Pete Wells, The New York Times's restaurant critic, played a clever trick on the staff at Daniel, the famed Upper East Side restaurant of master chef Daniel Boulud (who is the subject of a New Yorker profile this week) and one of the few restaurants that has garnered a four-star rating from the Gray Lady. He sent in a decoy to eat at a separate table; because that decoy didn't get the same treats that Wells did, the reviewer took away one of the restaurant's treasured four stars (which had been given by Frank Bruni in 2009, following William Grimes's similar assessment in 2001).
Grub Street offers a summary of the demotion:
Wells received two amuses, it turns out, while his friend only got one.

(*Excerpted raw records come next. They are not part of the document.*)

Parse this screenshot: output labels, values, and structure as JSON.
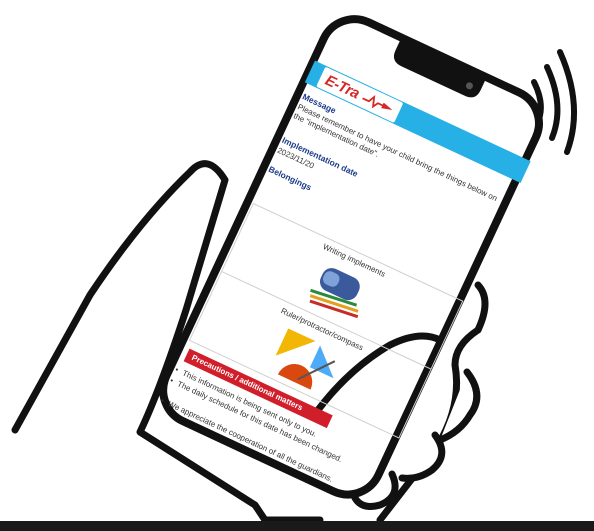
{
  "screen": {
    "logo_text": "E-Tra",
    "message_heading": "Message",
    "message_body": "Please remember to have your child bring the things below on the \"implementation date\".",
    "implementation_heading": "Implementation date",
    "implementation_date": "2023/11/20",
    "belongings_heading": "Belongings",
    "items": [
      {
        "label": "Writing implements",
        "icon": "pencil-case-icon"
      },
      {
        "label": "Ruler/protractor/compass",
        "icon": "geometry-tools-icon"
      }
    ],
    "precautions_heading": "Precautions / additional matters",
    "precautions": [
      "This information is being sent only to you.",
      "The daily schedule for this date has been changed.",
      "We appreciate the cooperation of all the guardians."
    ]
  },
  "colors": {
    "banner": "#26b0e6",
    "logo_red": "#d62828",
    "heading_blue": "#1d3b8a",
    "precautions_red": "#d01f2a",
    "outline": "#111111"
  },
  "icons": [
    "hand-icon",
    "wireless-signal-icon",
    "smartphone-icon"
  ]
}
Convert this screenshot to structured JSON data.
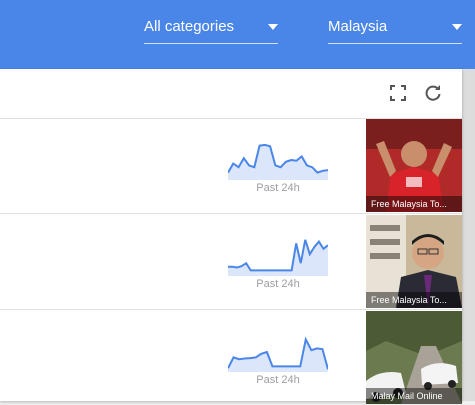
{
  "filters": {
    "category": "All categories",
    "country": "Malaysia"
  },
  "toolbar": {
    "fullscreen_icon": "fullscreen-icon",
    "refresh_icon": "refresh-icon"
  },
  "rows": [
    {
      "range_label": "Past 24h",
      "thumb_caption": "Free Malaysia To...",
      "spark": [
        0.15,
        0.4,
        0.3,
        0.55,
        0.35,
        0.3,
        0.9,
        0.92,
        0.88,
        0.35,
        0.3,
        0.45,
        0.5,
        0.48,
        0.6,
        0.35,
        0.3,
        0.15,
        0.2,
        0.22
      ]
    },
    {
      "range_label": "Past 24h",
      "thumb_caption": "Free Malaysia To...",
      "spark": [
        0.2,
        0.2,
        0.18,
        0.22,
        0.3,
        0.1,
        0.1,
        0.1,
        0.1,
        0.1,
        0.1,
        0.1,
        0.1,
        0.1,
        0.1,
        0.85,
        0.3,
        0.95,
        0.55,
        0.75,
        0.9,
        0.7,
        0.8
      ]
    },
    {
      "range_label": "Past 24h",
      "thumb_caption": "Malay Mail Online",
      "spark": [
        0.05,
        0.35,
        0.3,
        0.32,
        0.33,
        0.35,
        0.45,
        0.5,
        0.1,
        0.1,
        0.1,
        0.1,
        0.1,
        0.1,
        0.85,
        0.55,
        0.6,
        0.58,
        0.02
      ]
    }
  ],
  "colors": {
    "header": "#4a86e8",
    "spark_line": "#4a86e8",
    "spark_fill": "#dbe6fb"
  }
}
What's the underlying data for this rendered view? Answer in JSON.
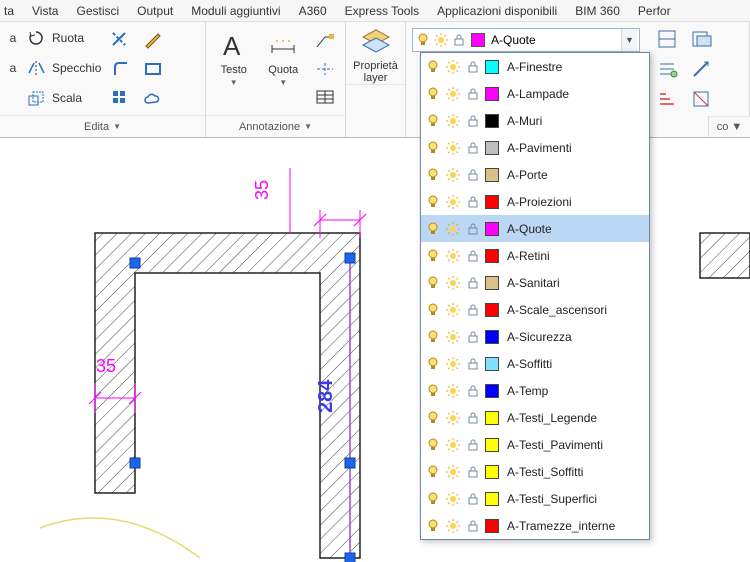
{
  "menu": [
    "ta",
    "Vista",
    "Gestisci",
    "Output",
    "Moduli aggiuntivi",
    "A360",
    "Express Tools",
    "Applicazioni disponibili",
    "BIM 360",
    "Perfor"
  ],
  "edita": {
    "title": "Edita",
    "rows": [
      {
        "icon": "rotate",
        "label": "Ruota"
      },
      {
        "icon": "mirror",
        "label": "Specchio"
      },
      {
        "icon": "scale",
        "label": "Scala"
      }
    ]
  },
  "annota": {
    "title": "Annotazione",
    "text_btn": "Testo",
    "dim_btn": "Quota"
  },
  "proplayer": {
    "line1": "Proprietà",
    "line2": "layer"
  },
  "combo": {
    "selected": "A-Quote",
    "swatch": "#ff00ff"
  },
  "co_label": "co",
  "dims": {
    "d1": "35",
    "d2": "35",
    "d3": "284"
  },
  "layers": [
    {
      "name": "A-Finestre",
      "color": "#00ffff"
    },
    {
      "name": "A-Lampade",
      "color": "#ff00ff"
    },
    {
      "name": "A-Muri",
      "color": "#000000"
    },
    {
      "name": "A-Pavimenti",
      "color": "#bfbfbf"
    },
    {
      "name": "A-Porte",
      "color": "#d9c187"
    },
    {
      "name": "A-Proiezioni",
      "color": "#ff0000"
    },
    {
      "name": "A-Quote",
      "color": "#ff00ff",
      "selected": true
    },
    {
      "name": "A-Retini",
      "color": "#ff0000"
    },
    {
      "name": "A-Sanitari",
      "color": "#d9c187"
    },
    {
      "name": "A-Scale_ascensori",
      "color": "#ff0000"
    },
    {
      "name": "A-Sicurezza",
      "color": "#0000ff"
    },
    {
      "name": "A-Soffitti",
      "color": "#80e0ff"
    },
    {
      "name": "A-Temp",
      "color": "#0000ff"
    },
    {
      "name": "A-Testi_Legende",
      "color": "#ffff00"
    },
    {
      "name": "A-Testi_Pavimenti",
      "color": "#ffff00"
    },
    {
      "name": "A-Testi_Soffitti",
      "color": "#ffff00"
    },
    {
      "name": "A-Testi_Superfici",
      "color": "#ffff00"
    },
    {
      "name": "A-Tramezze_interne",
      "color": "#ff0000"
    }
  ]
}
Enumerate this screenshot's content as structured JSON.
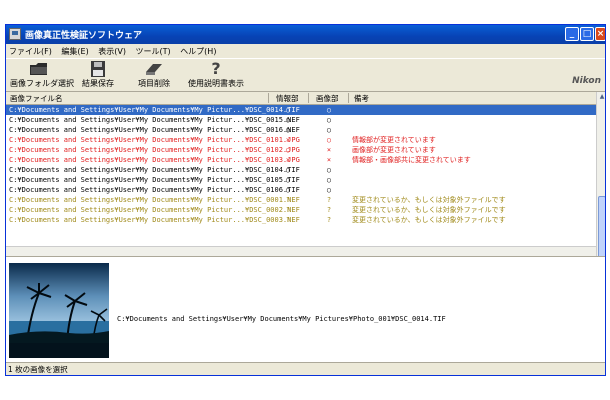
{
  "window": {
    "title": "画像真正性検証ソフトウェア",
    "controls": {
      "minimize": "_",
      "maximize": "□",
      "close": "×"
    }
  },
  "menubar": [
    "ファイル(F)",
    "編集(E)",
    "表示(V)",
    "ツール(T)",
    "ヘルプ(H)"
  ],
  "toolbar": {
    "buttons": [
      {
        "label": "画像フォルダ選択",
        "icon": "folder-icon"
      },
      {
        "label": "結果保存",
        "icon": "floppy-disk-icon"
      },
      {
        "label": "項目削除",
        "icon": "eraser-icon"
      },
      {
        "label": "使用説明書表示",
        "icon": "question-mark-icon"
      }
    ],
    "brand": "Nikon"
  },
  "table": {
    "columns": {
      "file": "画像ファイル名",
      "info": "情報部",
      "image": "画像部",
      "note": "備考"
    },
    "rows": [
      {
        "path": "C:¥Documents and Settings¥User¥My Documents¥My Pictur...¥DSC_0014.TIF",
        "info": "○",
        "image": "○",
        "note": "",
        "status": "selected"
      },
      {
        "path": "C:¥Documents and Settings¥User¥My Documents¥My Pictur...¥DSC_0015.NEF",
        "info": "○",
        "image": "○",
        "note": "",
        "status": "ok"
      },
      {
        "path": "C:¥Documents and Settings¥User¥My Documents¥My Pictur...¥DSC_0016.NEF",
        "info": "○",
        "image": "○",
        "note": "",
        "status": "ok"
      },
      {
        "path": "C:¥Documents and Settings¥User¥My Documents¥My Pictur...¥DSC_0101.JPG",
        "info": "×",
        "image": "○",
        "note": "情報部が変更されています",
        "status": "error"
      },
      {
        "path": "C:¥Documents and Settings¥User¥My Documents¥My Pictur...¥DSC_0102.JPG",
        "info": "○",
        "image": "×",
        "note": "画像部が変更されています",
        "status": "error"
      },
      {
        "path": "C:¥Documents and Settings¥User¥My Documents¥My Pictur...¥DSC_0103.JPG",
        "info": "×",
        "image": "×",
        "note": "情報部・画像部共に変更されています",
        "status": "error"
      },
      {
        "path": "C:¥Documents and Settings¥User¥My Documents¥My Pictur...¥DSC_0104.TIF",
        "info": "○",
        "image": "○",
        "note": "",
        "status": "ok"
      },
      {
        "path": "C:¥Documents and Settings¥User¥My Documents¥My Pictur...¥DSC_0105.TIF",
        "info": "○",
        "image": "○",
        "note": "",
        "status": "ok"
      },
      {
        "path": "C:¥Documents and Settings¥User¥My Documents¥My Pictur...¥DSC_0106.TIF",
        "info": "○",
        "image": "○",
        "note": "",
        "status": "ok"
      },
      {
        "path": "C:¥Documents and Settings¥User¥My Documents¥My Pictur...¥DSC_0001.NEF",
        "info": "?",
        "image": "?",
        "note": "変更されているか、もしくは対象外ファイルです",
        "status": "unknown"
      },
      {
        "path": "C:¥Documents and Settings¥User¥My Documents¥My Pictur...¥DSC_0002.NEF",
        "info": "?",
        "image": "?",
        "note": "変更されているか、もしくは対象外ファイルです",
        "status": "unknown"
      },
      {
        "path": "C:¥Documents and Settings¥User¥My Documents¥My Pictur...¥DSC_0003.NEF",
        "info": "?",
        "image": "?",
        "note": "変更されているか、もしくは対象外ファイルです",
        "status": "unknown"
      }
    ]
  },
  "colors": {
    "ok": "#000000",
    "error": "#e02020",
    "unknown": "#a08a1a",
    "selected_bg": "#316ac5",
    "selected_fg": "#ffffff"
  },
  "preview": {
    "path": "C:¥Documents and Settings¥User¥My Documents¥My Pictures¥Photo_001¥DSC_0014.TIF"
  },
  "status": {
    "text": "1 枚の画像を選択"
  }
}
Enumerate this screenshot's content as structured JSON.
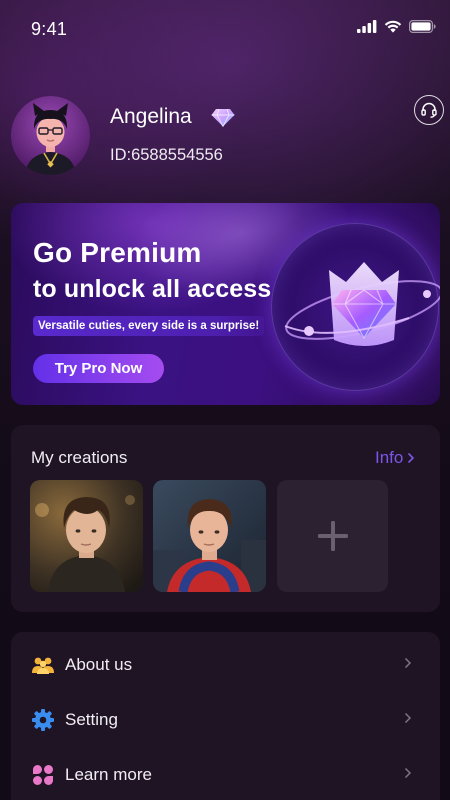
{
  "status_bar": {
    "time": "9:41",
    "icons": [
      "signal-icon",
      "wifi-icon",
      "battery-icon"
    ]
  },
  "profile": {
    "name": "Angelina",
    "id_text": "ID:6588554556",
    "badge_icon": "diamond-vip-icon",
    "support_icon": "headset-icon"
  },
  "premium_banner": {
    "title_line_1": "Go Premium",
    "title_line_2": "to unlock all access",
    "tagline": "Versatile cuties, every side is a surprise!",
    "button_label": "Try Pro Now",
    "graphic_icon": "crown-diamond-icon"
  },
  "creations": {
    "title": "My creations",
    "info_label": "Info",
    "items": [
      {
        "icon": "creation-thumbnail"
      },
      {
        "icon": "creation-thumbnail"
      }
    ],
    "add_icon": "plus-icon"
  },
  "menu": {
    "items": [
      {
        "label": "About us",
        "icon": "people-icon"
      },
      {
        "label": "Setting",
        "icon": "gear-icon"
      },
      {
        "label": "Learn more",
        "icon": "flower-icon"
      }
    ]
  },
  "colors": {
    "accent": "#7d55e8",
    "background": "#140b18",
    "card": "#1f1424",
    "pro_button_start": "#6330e8",
    "pro_button_end": "#a54cf0"
  }
}
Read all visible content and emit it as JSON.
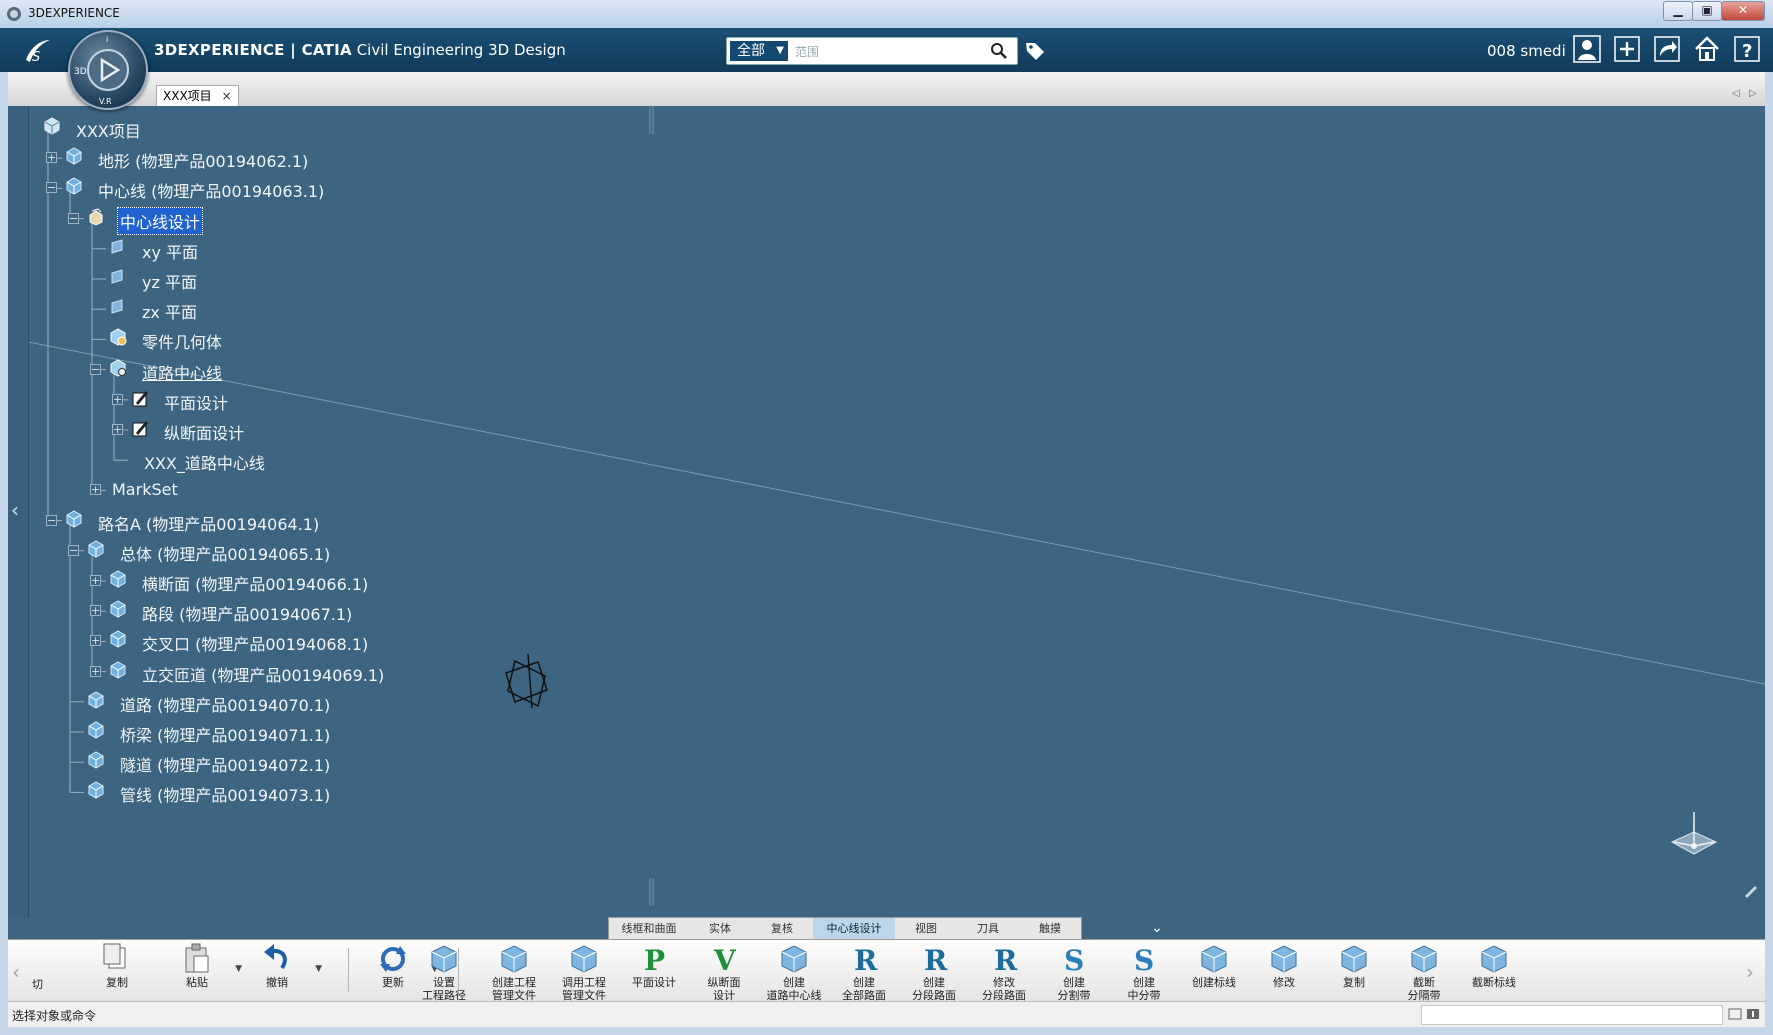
{
  "window": {
    "title": "3DEXPERIENCE",
    "minimize": "▁",
    "maximize": "▣",
    "close": "✕"
  },
  "header": {
    "brand_prefix": "3DEXPERIENCE | ",
    "brand_catia": "CATIA",
    "brand_app": " Civil Engineering 3D Design",
    "search_scope": "全部",
    "search_placeholder": "范围",
    "user_name": "008 smedi",
    "compass_labels": {
      "left": "3D",
      "bottom": "V.R",
      "top": "i"
    }
  },
  "document_tab": {
    "label": "XXX项目",
    "close": "×"
  },
  "tree": {
    "nodes": [
      {
        "label": "XXX项目"
      },
      {
        "label": "地形 (物理产品00194062.1)"
      },
      {
        "label": "中心线 (物理产品00194063.1)"
      },
      {
        "label": "中心线设计"
      },
      {
        "label": "xy 平面"
      },
      {
        "label": "yz 平面"
      },
      {
        "label": "zx 平面"
      },
      {
        "label": "零件几何体"
      },
      {
        "label": "道路中心线"
      },
      {
        "label": "平面设计"
      },
      {
        "label": "纵断面设计"
      },
      {
        "label": "XXX_道路中心线"
      },
      {
        "label": "MarkSet"
      },
      {
        "label": "路名A (物理产品00194064.1)"
      },
      {
        "label": "总体 (物理产品00194065.1)"
      },
      {
        "label": "横断面 (物理产品00194066.1)"
      },
      {
        "label": "路段 (物理产品00194067.1)"
      },
      {
        "label": "交叉口 (物理产品00194068.1)"
      },
      {
        "label": "立交匝道 (物理产品00194069.1)"
      },
      {
        "label": "道路 (物理产品00194070.1)"
      },
      {
        "label": "桥梁 (物理产品00194071.1)"
      },
      {
        "label": "隧道 (物理产品00194072.1)"
      },
      {
        "label": "管线 (物理产品00194073.1)"
      }
    ],
    "expander_plus": "+",
    "expander_minus": "−"
  },
  "section_tabs": [
    {
      "label": "线框和曲面"
    },
    {
      "label": "实体"
    },
    {
      "label": "复核"
    },
    {
      "label": "中心线设计",
      "active": true
    },
    {
      "label": "视图"
    },
    {
      "label": "刀具"
    },
    {
      "label": "触摸"
    }
  ],
  "action_bar": {
    "standard": [
      {
        "label": "复制",
        "icon": "copy-icon"
      },
      {
        "label": "粘贴",
        "icon": "paste-icon"
      },
      {
        "label": "撤销",
        "icon": "undo-icon"
      },
      {
        "label": "更新",
        "icon": "update-icon"
      }
    ],
    "partial_left_label": "切",
    "commands": [
      {
        "label": "设置\n工程路径",
        "icon": "set-project-path-icon"
      },
      {
        "label": "创建工程\n管理文件",
        "icon": "create-project-file-icon"
      },
      {
        "label": "调用工程\n管理文件",
        "icon": "load-project-file-icon"
      },
      {
        "label": "平面设计",
        "icon": "plan-design-icon",
        "glyph": "P"
      },
      {
        "label": "纵断面\n设计",
        "icon": "profile-design-icon",
        "glyph": "V"
      },
      {
        "label": "创建\n道路中心线",
        "icon": "create-centerline-icon"
      },
      {
        "label": "创建\n全部路面",
        "icon": "create-all-pavement-icon",
        "glyph": "R"
      },
      {
        "label": "创建\n分段路面",
        "icon": "create-segment-pavement-icon",
        "glyph": "R"
      },
      {
        "label": "修改\n分段路面",
        "icon": "modify-segment-pavement-icon",
        "glyph": "R"
      },
      {
        "label": "创建\n分割带",
        "icon": "create-divider-icon",
        "glyph": "S"
      },
      {
        "label": "创建\n中分带",
        "icon": "create-median-icon",
        "glyph": "S"
      },
      {
        "label": "创建标线",
        "icon": "create-marking-icon"
      },
      {
        "label": "修改",
        "icon": "modify-icon"
      },
      {
        "label": "复制",
        "icon": "copy-command-icon"
      },
      {
        "label": "截断\n分隔带",
        "icon": "cut-divider-icon"
      },
      {
        "label": "截断标线",
        "icon": "cut-marking-icon"
      }
    ]
  },
  "status": {
    "text": "选择对象或命令"
  },
  "colors": {
    "viewport_bg": "#3d6480",
    "header_bg": "#134466",
    "selection": "#1f62d0",
    "active_section_tab": "#bcd5ea"
  }
}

Servers bent over backward to top off his wine and bring him napkin-covered finger bowls of lemon-scented water to rinse away any lingering traces of frog's-leg lollipops, but his buddy received no such perk.
Restaurants love their New York Times stars the same way Anne Hathaway loves her Oscar. Now, imagine ripping that award away from Anne's bony fingers. In other words, this is a big loss. Taking away Daniel's star, as Grub Street points out, also means there are now only five four-star restaurants left in a city bloated with restaurants. And the reason he did it is, well, because of you, or umm, us. See, The Times was speaking up for the plebes, the ordinary Joes willing to plunk down $195 for six courses.